Ed Levin is open to pilots of all levels (From students to H/P 5) according to the criteria described in the Ed Levin Park Site Procedures document. Be certain you are familiar with these procedures and meet all requirements before attempting to fly Ed Levin. Ed Levin Park is located in Milpitas, CA
NEW: SCCPD Sticker
Since 2018, the Santa Clara county parks department, the authority regulating Ed Levin park, has required WOR members to sign an additional parks waiver before flying Ed Levin. The signed waiver must be mailed to the address below. You will be sent a sticker by mail that must be displayed on your helmet as proof of signing the parks waiver. Note that WOR does not require or enforce the parks waiver/sticker - it is up to the parks office and the rangers.

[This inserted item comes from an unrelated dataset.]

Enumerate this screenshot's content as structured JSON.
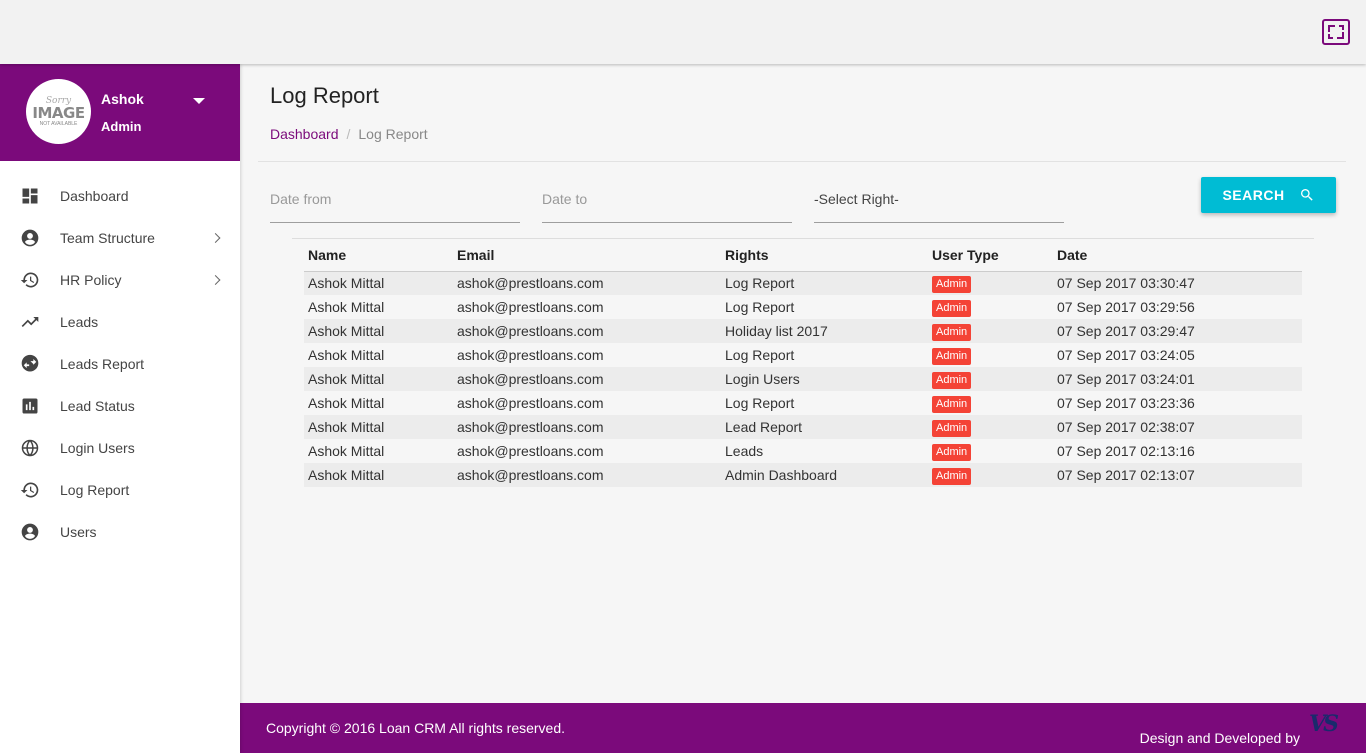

Parks waiver mailing address:
SCC Park Permits
Santa Clara County Parks
298 Garden Hill Drive
Los Gatos, CA 95032
Rules and Restrictions
See Summary page and Ed Levin
Park Site Procedures for specifics.
First-aid equipment is available in a lockbox in the landing zone, 20ft North of the vehicle entrance gate. Locate the lockbox and learn the combination before flying Ed Levin. There is a pay phone in the LZ which can be used for emergencies. Calls to 911 do not require any payment. Please also print and review the Ed
Levin Emergency Procedures document.
Road Information for Ed Levin Park
408-355-2200, then menu 7, then menu 6
All of the launches at Ed Levin are grassy slopes. Most have an excellent angle for encouraging great launches. There are no trees or other obstructions at launch, nor are there any significant upwind obstacles to create nasty rotors when launching into recommended wind directions. Caution is required when launching from the back side of the 1750 foot launch. Conditions which make this launch useable often also place the LZ in rotor. When doing a backside launch, you should head towards the LZ immediately, as you can get trapped on the back side and not make the gap leading to the LZ. You should think twice before using any launch when the wind talker (408-946-9516) is calling out eastern winds. Even if the flags on the 300 and 600 foot hills appear to be favorable, it's often actually the rotor from the top of the ridge curling around and blowing back up the slope. In these conditions, launching might be uneventful, but you may find yourself in significant sink as you fly away from the hill, and have a tenious glide all the way to the landing zone. The 40, 50, and 60 foot training launches have a fairly shallow slope, and require aggressive take off runs.
Altitude in Feet AGL
|LZ Altitude in Feet
||Best Wind Direction
Landing Zone Characteristics
There is a single LZ at Ed Levin used by all launches. It is a very large grassy field, with trees defining the southern and eastern boundaries in sort of a tipped over "L" shape. If the wind is anything between 90 and 270 degrees, you should take care to stay far enough back of the trees trees to avoid any rotor. The most common direction in the LZ is WNW, but it does vary, especially when fronts are passing through. One of the attractive features of Ed Levin for the newer pilot is that since all launches use the same LZ, for a given wind condition the same landing approach can be used for any of the launches at 300 feet or above. For example, one can fly from the 1750 foot launch arriving over the LZ and burning off altitude until he is just above the 600 foot hill. Then he can fly the same approach last used from the 600 foot hill given similar conditions. As always though, be aware of current conditions and don't count on everything being the same as your last flight.
Best soaring conditions
Ed Levin is usually soarable from the top launches in pre-frontal conditions. Post-frontal generally can't be done because the road to the top is closed when wet. For the same reason, timing your pre-frontal flights can be challenging. More than one pilot has had to leave their vehicle on top until the road was dry enough to pass, sometimes several days. Ed Levin is not generally thermal soarable in the summer due to an omnipresent inversion, but some of the best pilots seem to be able to break through the inversion or get long flights below it. Legend has it that on perfect days, some pilots have launched the 600 foot hill and managed to work their way up the ridges and over the top.